### TASK DIRECTIONS
Beginning with the first entry, restate the data word for word and leave out the images.

### INPUT
# # # # # # #
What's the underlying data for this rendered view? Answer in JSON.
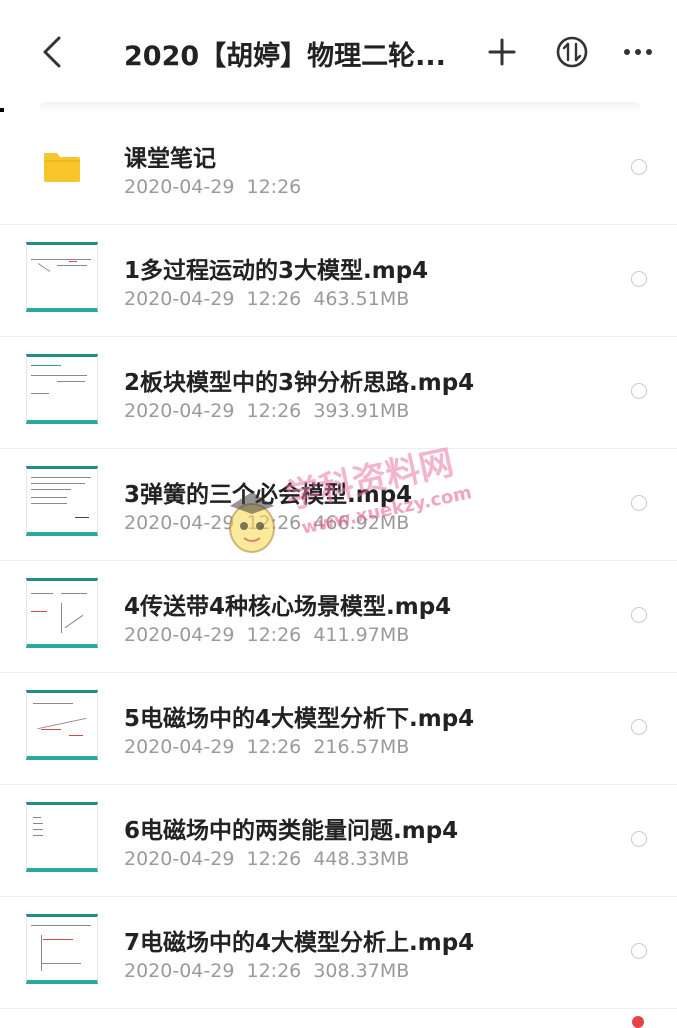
{
  "header": {
    "title": "2020【胡婷】物理二轮...",
    "back_icon": "back-arrow-icon",
    "add_icon": "plus-icon",
    "sort_icon": "sort-icon",
    "more_icon": "more-icon"
  },
  "items": [
    {
      "name": "课堂笔记",
      "meta": "2020-04-29  12:26",
      "type": "folder"
    },
    {
      "name": "1多过程运动的3大模型.mp4",
      "meta": "2020-04-29  12:26  463.51MB",
      "type": "video"
    },
    {
      "name": "2板块模型中的3钟分析思路.mp4",
      "meta": "2020-04-29  12:26  393.91MB",
      "type": "video"
    },
    {
      "name": "3弹簧的三个必会模型.mp4",
      "meta": "2020-04-29  12:26  466.92MB",
      "type": "video"
    },
    {
      "name": "4传送带4种核心场景模型.mp4",
      "meta": "2020-04-29  12:26  411.97MB",
      "type": "video"
    },
    {
      "name": "5电磁场中的4大模型分析下.mp4",
      "meta": "2020-04-29  12:26  216.57MB",
      "type": "video"
    },
    {
      "name": "6电磁场中的两类能量问题.mp4",
      "meta": "2020-04-29  12:26  448.33MB",
      "type": "video"
    },
    {
      "name": "7电磁场中的4大模型分析上.mp4",
      "meta": "2020-04-29  12:26  308.37MB",
      "type": "video"
    }
  ],
  "watermark": {
    "line1": "学科资料网",
    "line2": "www.xuekzy.com"
  },
  "colors": {
    "folder": "#f7c52c",
    "thumb_accent": "#28a9a6",
    "notification": "#e84343"
  }
}
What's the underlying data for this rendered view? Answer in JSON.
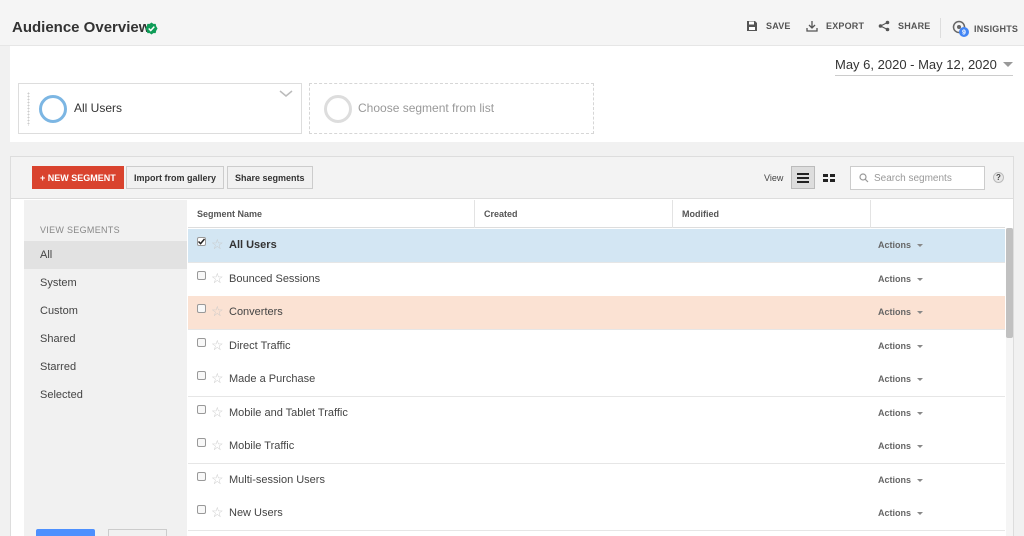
{
  "header": {
    "title": "Audience Overview",
    "verified_icon": "verified-check-icon",
    "buttons": {
      "save": "SAVE",
      "export": "EXPORT",
      "share": "SHARE",
      "insights": "INSIGHTS"
    },
    "insights_badge": "9"
  },
  "date_range": "May 6, 2020 - May 12, 2020",
  "segments": {
    "selected_label": "All Users",
    "empty_label": "Choose segment from list"
  },
  "toolbar": {
    "new_segment": "+ NEW SEGMENT",
    "import_gallery": "Import from gallery",
    "share_segments": "Share segments",
    "view_label": "View",
    "search_placeholder": "Search segments",
    "help": "?"
  },
  "sidebar": {
    "heading": "VIEW SEGMENTS",
    "items": [
      "All",
      "System",
      "Custom",
      "Shared",
      "Starred",
      "Selected"
    ],
    "active": "All"
  },
  "table": {
    "columns": [
      "Segment Name",
      "Created",
      "Modified"
    ],
    "rows": [
      {
        "name": "All Users",
        "checked": true,
        "actions": "Actions"
      },
      {
        "name": "Bounced Sessions",
        "checked": false,
        "actions": "Actions"
      },
      {
        "name": "Converters",
        "checked": false,
        "actions": "Actions"
      },
      {
        "name": "Direct Traffic",
        "checked": false,
        "actions": "Actions"
      },
      {
        "name": "Made a Purchase",
        "checked": false,
        "actions": "Actions"
      },
      {
        "name": "Mobile and Tablet Traffic",
        "checked": false,
        "actions": "Actions"
      },
      {
        "name": "Mobile Traffic",
        "checked": false,
        "actions": "Actions"
      },
      {
        "name": "Multi-session Users",
        "checked": false,
        "actions": "Actions"
      },
      {
        "name": "New Users",
        "checked": false,
        "actions": "Actions"
      }
    ]
  },
  "colors": {
    "accent_red": "#d9432e",
    "selected_row": "#d3e6f3",
    "hover_row": "#fbe2d3",
    "ring_blue": "#7cb6e3",
    "verified_green": "#0f9d58"
  }
}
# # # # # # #
### SOLVED PROBLEM
What's the underlying data for this rendered view? Answer in JSON.
{
  "header": {
    "title": "2020【胡婷】物理二轮...",
    "back_icon": "back-arrow-icon",
    "add_icon": "plus-icon",
    "sort_icon": "sort-icon",
    "more_icon": "more-icon"
  },
  "items": [
    {
      "name": "课堂笔记",
      "meta": "2020-04-29  12:26",
      "type": "folder"
    },
    {
      "name": "1多过程运动的3大模型.mp4",
      "meta": "2020-04-29  12:26  463.51MB",
      "type": "video"
    },
    {
      "name": "2板块模型中的3钟分析思路.mp4",
      "meta": "2020-04-29  12:26  393.91MB",
      "type": "video"
    },
    {
      "name": "3弹簧的三个必会模型.mp4",
      "meta": "2020-04-29  12:26  466.92MB",
      "type": "video"
    },
    {
      "name": "4传送带4种核心场景模型.mp4",
      "meta": "2020-04-29  12:26  411.97MB",
      "type": "video"
    },
    {
      "name": "5电磁场中的4大模型分析下.mp4",
      "meta": "2020-04-29  12:26  216.57MB",
      "type": "video"
    },
    {
      "name": "6电磁场中的两类能量问题.mp4",
      "meta": "2020-04-29  12:26  448.33MB",
      "type": "video"
    },
    {
      "name": "7电磁场中的4大模型分析上.mp4",
      "meta": "2020-04-29  12:26  308.37MB",
      "type": "video"
    }
  ],
  "watermark": {
    "line1": "学科资料网",
    "line2": "www.xuekzy.com"
  },
  "colors": {
    "folder": "#f7c52c",
    "thumb_accent": "#28a9a6",
    "notification": "#e84343"
  }
}
What's the underlying data for this rendered view? Answer in JSON.
{
  "header": {
    "title": "Audience Overview",
    "verified_icon": "verified-check-icon",
    "buttons": {
      "save": "SAVE",
      "export": "EXPORT",
      "share": "SHARE",
      "insights": "INSIGHTS"
    },
    "insights_badge": "9"
  },
  "date_range": "May 6, 2020 - May 12, 2020",
  "segments": {
    "selected_label": "All Users",
    "empty_label": "Choose segment from list"
  },
  "toolbar": {
    "new_segment": "+ NEW SEGMENT",
    "import_gallery": "Import from gallery",
    "share_segments": "Share segments",
    "view_label": "View",
    "search_placeholder": "Search segments",
    "help": "?"
  },
  "sidebar": {
    "heading": "VIEW SEGMENTS",
    "items": [
      "All",
      "System",
      "Custom",
      "Shared",
      "Starred",
      "Selected"
    ],
    "active": "All"
  },
  "table": {
    "columns": [
      "Segment Name",
      "Created",
      "Modified"
    ],
    "rows": [
      {
        "name": "All Users",
        "checked": true,
        "actions": "Actions"
      },
      {
        "name": "Bounced Sessions",
        "checked": false,
        "actions": "Actions"
      },
      {
        "name": "Converters",
        "checked": false,
        "actions": "Actions"
      },
      {
        "name": "Direct Traffic",
        "checked": false,
        "actions": "Actions"
      },
      {
        "name": "Made a Purchase",
        "checked": false,
        "actions": "Actions"
      },
      {
        "name": "Mobile and Tablet Traffic",
        "checked": false,
        "actions": "Actions"
      },
      {
        "name": "Mobile Traffic",
        "checked": false,
        "actions": "Actions"
      },
      {
        "name": "Multi-session Users",
        "checked": false,
        "actions": "Actions"
      },
      {
        "name": "New Users",
        "checked": false,
        "actions": "Actions"
      }
    ]
  },
  "colors": {
    "accent_red": "#d9432e",
    "selected_row": "#d3e6f3",
    "hover_row": "#fbe2d3",
    "ring_blue": "#7cb6e3",
    "verified_green": "#0f9d58"
  }
}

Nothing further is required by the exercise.